- _How to complete this task_
Output every record below exactly as it appears.
━━━ Data for this task ━━━
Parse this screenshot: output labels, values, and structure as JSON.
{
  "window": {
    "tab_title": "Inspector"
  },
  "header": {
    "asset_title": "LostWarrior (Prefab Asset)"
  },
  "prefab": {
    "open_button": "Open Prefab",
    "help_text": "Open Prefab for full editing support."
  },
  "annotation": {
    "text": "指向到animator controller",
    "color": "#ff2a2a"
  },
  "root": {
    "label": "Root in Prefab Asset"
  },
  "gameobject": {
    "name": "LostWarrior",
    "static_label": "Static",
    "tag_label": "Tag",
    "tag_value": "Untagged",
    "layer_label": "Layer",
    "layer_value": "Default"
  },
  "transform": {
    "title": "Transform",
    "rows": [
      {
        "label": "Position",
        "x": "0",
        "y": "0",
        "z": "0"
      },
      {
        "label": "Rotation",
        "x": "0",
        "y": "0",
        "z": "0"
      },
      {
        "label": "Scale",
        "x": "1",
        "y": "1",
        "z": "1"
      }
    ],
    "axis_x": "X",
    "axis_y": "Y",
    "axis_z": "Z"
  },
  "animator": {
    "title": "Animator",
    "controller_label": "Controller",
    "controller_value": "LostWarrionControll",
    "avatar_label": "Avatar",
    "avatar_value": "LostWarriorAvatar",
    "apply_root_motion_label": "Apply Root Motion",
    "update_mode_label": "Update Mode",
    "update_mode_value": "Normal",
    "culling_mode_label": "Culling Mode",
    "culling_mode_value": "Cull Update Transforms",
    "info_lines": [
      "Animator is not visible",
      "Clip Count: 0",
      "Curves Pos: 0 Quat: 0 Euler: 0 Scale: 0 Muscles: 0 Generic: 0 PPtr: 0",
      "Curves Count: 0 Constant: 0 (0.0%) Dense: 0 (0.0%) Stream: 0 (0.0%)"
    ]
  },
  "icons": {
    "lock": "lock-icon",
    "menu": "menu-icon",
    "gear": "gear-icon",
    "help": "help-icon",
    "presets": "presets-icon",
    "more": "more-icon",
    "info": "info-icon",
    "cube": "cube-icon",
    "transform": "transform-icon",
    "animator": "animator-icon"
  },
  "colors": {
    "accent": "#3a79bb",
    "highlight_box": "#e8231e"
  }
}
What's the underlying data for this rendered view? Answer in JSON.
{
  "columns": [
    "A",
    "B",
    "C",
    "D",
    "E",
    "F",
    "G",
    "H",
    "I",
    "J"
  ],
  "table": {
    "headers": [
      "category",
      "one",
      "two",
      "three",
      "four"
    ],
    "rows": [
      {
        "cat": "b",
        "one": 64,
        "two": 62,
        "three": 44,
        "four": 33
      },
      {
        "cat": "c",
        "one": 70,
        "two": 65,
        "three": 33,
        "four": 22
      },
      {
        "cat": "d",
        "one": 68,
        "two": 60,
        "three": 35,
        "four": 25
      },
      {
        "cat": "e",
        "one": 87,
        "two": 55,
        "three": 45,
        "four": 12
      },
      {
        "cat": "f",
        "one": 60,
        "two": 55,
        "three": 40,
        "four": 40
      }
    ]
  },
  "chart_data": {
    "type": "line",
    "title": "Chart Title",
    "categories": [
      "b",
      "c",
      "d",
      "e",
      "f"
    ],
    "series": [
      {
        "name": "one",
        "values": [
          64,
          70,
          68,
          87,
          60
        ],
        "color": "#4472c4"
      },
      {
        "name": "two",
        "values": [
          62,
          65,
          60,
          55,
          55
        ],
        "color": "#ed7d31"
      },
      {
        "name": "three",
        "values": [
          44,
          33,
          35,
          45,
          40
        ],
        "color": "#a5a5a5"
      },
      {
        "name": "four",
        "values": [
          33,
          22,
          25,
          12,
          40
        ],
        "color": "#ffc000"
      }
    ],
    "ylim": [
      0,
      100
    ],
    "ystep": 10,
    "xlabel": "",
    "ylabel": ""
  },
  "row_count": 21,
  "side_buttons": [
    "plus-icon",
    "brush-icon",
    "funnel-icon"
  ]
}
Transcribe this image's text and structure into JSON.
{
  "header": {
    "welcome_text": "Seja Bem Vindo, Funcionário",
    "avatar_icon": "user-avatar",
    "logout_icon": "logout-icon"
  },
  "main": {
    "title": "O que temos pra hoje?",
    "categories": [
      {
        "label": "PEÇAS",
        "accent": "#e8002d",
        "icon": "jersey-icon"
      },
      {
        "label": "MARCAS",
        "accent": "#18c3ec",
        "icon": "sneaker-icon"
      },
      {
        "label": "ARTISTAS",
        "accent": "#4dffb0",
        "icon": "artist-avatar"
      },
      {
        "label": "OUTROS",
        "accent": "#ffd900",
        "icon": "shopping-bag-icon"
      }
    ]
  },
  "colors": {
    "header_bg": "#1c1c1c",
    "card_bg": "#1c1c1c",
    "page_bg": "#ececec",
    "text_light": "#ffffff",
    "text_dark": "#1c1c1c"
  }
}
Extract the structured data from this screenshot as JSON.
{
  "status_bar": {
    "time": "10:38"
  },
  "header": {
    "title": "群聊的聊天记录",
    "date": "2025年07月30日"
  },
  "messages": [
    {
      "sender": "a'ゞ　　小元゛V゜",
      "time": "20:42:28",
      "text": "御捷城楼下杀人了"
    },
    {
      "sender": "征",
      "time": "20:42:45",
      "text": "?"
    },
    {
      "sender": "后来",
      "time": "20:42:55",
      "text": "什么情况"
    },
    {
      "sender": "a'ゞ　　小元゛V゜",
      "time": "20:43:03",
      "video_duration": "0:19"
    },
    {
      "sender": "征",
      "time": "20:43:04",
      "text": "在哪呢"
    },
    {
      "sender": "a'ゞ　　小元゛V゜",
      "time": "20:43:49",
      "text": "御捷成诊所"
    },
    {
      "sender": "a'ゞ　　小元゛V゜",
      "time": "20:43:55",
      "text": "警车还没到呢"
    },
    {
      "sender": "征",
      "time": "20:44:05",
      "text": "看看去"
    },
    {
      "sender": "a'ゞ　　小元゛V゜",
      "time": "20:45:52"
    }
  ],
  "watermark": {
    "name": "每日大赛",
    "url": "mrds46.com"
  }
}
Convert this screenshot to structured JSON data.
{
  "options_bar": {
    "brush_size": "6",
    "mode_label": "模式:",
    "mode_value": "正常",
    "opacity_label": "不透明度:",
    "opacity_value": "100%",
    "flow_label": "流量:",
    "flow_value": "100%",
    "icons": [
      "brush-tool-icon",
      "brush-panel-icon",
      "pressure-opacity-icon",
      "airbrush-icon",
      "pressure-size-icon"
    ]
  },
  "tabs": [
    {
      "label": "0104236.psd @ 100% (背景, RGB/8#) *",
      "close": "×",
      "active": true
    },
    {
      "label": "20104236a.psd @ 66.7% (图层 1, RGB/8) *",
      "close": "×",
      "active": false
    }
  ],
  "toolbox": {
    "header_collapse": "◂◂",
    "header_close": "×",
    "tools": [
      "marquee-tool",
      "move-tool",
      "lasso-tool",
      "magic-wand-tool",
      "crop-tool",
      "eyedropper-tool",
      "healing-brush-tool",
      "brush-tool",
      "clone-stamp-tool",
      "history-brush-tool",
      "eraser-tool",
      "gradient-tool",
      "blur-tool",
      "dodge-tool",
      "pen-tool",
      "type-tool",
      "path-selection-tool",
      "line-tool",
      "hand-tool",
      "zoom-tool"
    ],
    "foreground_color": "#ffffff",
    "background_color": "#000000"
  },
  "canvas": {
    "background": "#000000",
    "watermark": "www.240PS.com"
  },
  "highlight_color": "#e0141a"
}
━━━
- _Result of this task_
Parse this screenshot: output labels, values, and structure as JSON.
{
  "window": {
    "tab_title": "Inspector"
  },
  "header": {
    "asset_title": "LostWarrior (Prefab Asset)"
  },
  "prefab": {
    "open_button": "Open Prefab",
    "help_text": "Open Prefab for full editing support."
  },
  "annotation": {
    "text": "指向到animator controller",
    "color": "#ff2a2a"
  },
  "root": {
    "label": "Root in Prefab Asset"
  },
  "gameobject": {
    "name": "LostWarrior",
    "static_label": "Static",
    "tag_label": "Tag",
    "tag_value": "Untagged",
    "layer_label": "Layer",
    "layer_value": "Default"
  },
  "transform": {
    "title": "Transform",
    "rows": [
      {
        "label": "Position",
        "x": "0",
        "y": "0",
        "z": "0"
      },
      {
        "label": "Rotation",
        "x": "0",
        "y": "0",
        "z": "0"
      },
      {
        "label": "Scale",
        "x": "1",
        "y": "1",
        "z": "1"
      }
    ],
    "axis_x": "X",
    "axis_y": "Y",
    "axis_z": "Z"
  },
  "animator": {
    "title": "Animator",
    "controller_label": "Controller",
    "controller_value": "LostWarrionControll",
    "avatar_label": "Avatar",
    "avatar_value": "LostWarriorAvatar",
    "apply_root_motion_label": "Apply Root Motion",
    "update_mode_label": "Update Mode",
    "update_mode_value": "Normal",
    "culling_mode_label": "Culling Mode",
    "culling_mode_value": "Cull Update Transforms",
    "info_lines": [
      "Animator is not visible",
      "Clip Count: 0",
      "Curves Pos: 0 Quat: 0 Euler: 0 Scale: 0 Muscles: 0 Generic: 0 PPtr: 0",
      "Curves Count: 0 Constant: 0 (0.0%) Dense: 0 (0.0%) Stream: 0 (0.0%)"
    ]
  },
  "icons": {
    "lock": "lock-icon",
    "menu": "menu-icon",
    "gear": "gear-icon",
    "help": "help-icon",
    "presets": "presets-icon",
    "more": "more-icon",
    "info": "info-icon",
    "cube": "cube-icon",
    "transform": "transform-icon",
    "animator": "animator-icon"
  },
  "colors": {
    "accent": "#3a79bb",
    "highlight_box": "#e8231e"
  }
}
What's the underlying data for this rendered view? Answer in JSON.
{
  "columns": [
    "A",
    "B",
    "C",
    "D",
    "E",
    "F",
    "G",
    "H",
    "I",
    "J"
  ],
  "table": {
    "headers": [
      "category",
      "one",
      "two",
      "three",
      "four"
    ],
    "rows": [
      {
        "cat": "b",
        "one": 64,
        "two": 62,
        "three": 44,
        "four": 33
      },
      {
        "cat": "c",
        "one": 70,
        "two": 65,
        "three": 33,
        "four": 22
      },
      {
        "cat": "d",
        "one": 68,
        "two": 60,
        "three": 35,
        "four": 25
      },
      {
        "cat": "e",
        "one": 87,
        "two": 55,
        "three": 45,
        "four": 12
      },
      {
        "cat": "f",
        "one": 60,
        "two": 55,
        "three": 40,
        "four": 40
      }
    ]
  },
  "chart_data": {
    "type": "line",
    "title": "Chart Title",
    "categories": [
      "b",
      "c",
      "d",
      "e",
      "f"
    ],
    "series": [
      {
        "name": "one",
        "values": [
          64,
          70,
          68,
          87,
          60
        ],
        "color": "#4472c4"
      },
      {
        "name": "two",
        "values": [
          62,
          65,
          60,
          55,
          55
        ],
        "color": "#ed7d31"
      },
      {
        "name": "three",
        "values": [
          44,
          33,
          35,
          45,
          40
        ],
        "color": "#a5a5a5"
      },
      {
        "name": "four",
        "values": [
          33,
          22,
          25,
          12,
          40
        ],
        "color": "#ffc000"
      }
    ],
    "ylim": [
      0,
      100
    ],
    "ystep": 10,
    "xlabel": "",
    "ylabel": ""
  },
  "row_count": 21,
  "side_buttons": [
    "plus-icon",
    "brush-icon",
    "funnel-icon"
  ]
}
Transcribe this image's text and structure into JSON.
{
  "header": {
    "welcome_text": "Seja Bem Vindo, Funcionário",
    "avatar_icon": "user-avatar",
    "logout_icon": "logout-icon"
  },
  "main": {
    "title": "O que temos pra hoje?",
    "categories": [
      {
        "label": "PEÇAS",
        "accent": "#e8002d",
        "icon": "jersey-icon"
      },
      {
        "label": "MARCAS",
        "accent": "#18c3ec",
        "icon": "sneaker-icon"
      },
      {
        "label": "ARTISTAS",
        "accent": "#4dffb0",
        "icon": "artist-avatar"
      },
      {
        "label": "OUTROS",
        "accent": "#ffd900",
        "icon": "shopping-bag-icon"
      }
    ]
  },
  "colors": {
    "header_bg": "#1c1c1c",
    "card_bg": "#1c1c1c",
    "page_bg": "#ececec",
    "text_light": "#ffffff",
    "text_dark": "#1c1c1c"
  }
}
Extract the structured data from this screenshot as JSON.
{
  "status_bar": {
    "time": "10:38"
  },
  "header": {
    "title": "群聊的聊天记录",
    "date": "2025年07月30日"
  },
  "messages": [
    {
      "sender": "a'ゞ　　小元゛V゜",
      "time": "20:42:28",
      "text": "御捷城楼下杀人了"
    },
    {
      "sender": "征",
      "time": "20:42:45",
      "text": "?"
    },
    {
      "sender": "后来",
      "time": "20:42:55",
      "text": "什么情况"
    },
    {
      "sender": "a'ゞ　　小元゛V゜",
      "time": "20:43:03",
      "video_duration": "0:19"
    },
    {
      "sender": "征",
      "time": "20:43:04",
      "text": "在哪呢"
    },
    {
      "sender": "a'ゞ　　小元゛V゜",
      "time": "20:43:49",
      "text": "御捷成诊所"
    },
    {
      "sender": "a'ゞ　　小元゛V゜",
      "time": "20:43:55",
      "text": "警车还没到呢"
    },
    {
      "sender": "征",
      "time": "20:44:05",
      "text": "看看去"
    },
    {
      "sender": "a'ゞ　　小元゛V゜",
      "time": "20:45:52"
    }
  ],
  "watermark": {
    "name": "每日大赛",
    "url": "mrds46.com"
  }
}
Convert this screenshot to structured JSON data.
{
  "options_bar": {
    "brush_size": "6",
    "mode_label": "模式:",
    "mode_value": "正常",
    "opacity_label": "不透明度:",
    "opacity_value": "100%",
    "flow_label": "流量:",
    "flow_value": "100%",
    "icons": [
      "brush-tool-icon",
      "brush-panel-icon",
      "pressure-opacity-icon",
      "airbrush-icon",
      "pressure-size-icon"
    ]
  },
  "tabs": [
    {
      "label": "0104236.psd @ 100% (背景, RGB/8#) *",
      "close": "×",
      "active": true
    },
    {
      "label": "20104236a.psd @ 66.7% (图层 1, RGB/8) *",
      "close": "×",
      "active": false
    }
  ],
  "toolbox": {
    "header_collapse": "◂◂",
    "header_close": "×",
    "tools": [
      "marquee-tool",
      "move-tool",
      "lasso-tool",
      "magic-wand-tool",
      "crop-tool",
      "eyedropper-tool",
      "healing-brush-tool",
      "brush-tool",
      "clone-stamp-tool",
      "history-brush-tool",
      "eraser-tool",
      "gradient-tool",
      "blur-tool",
      "dodge-tool",
      "pen-tool",
      "type-tool",
      "path-selection-tool",
      "line-tool",
      "hand-tool",
      "zoom-tool"
    ],
    "foreground_color": "#ffffff",
    "background_color": "#000000"
  },
  "canvas": {
    "background": "#000000",
    "watermark": "www.240PS.com"
  },
  "highlight_color": "#e0141a"
}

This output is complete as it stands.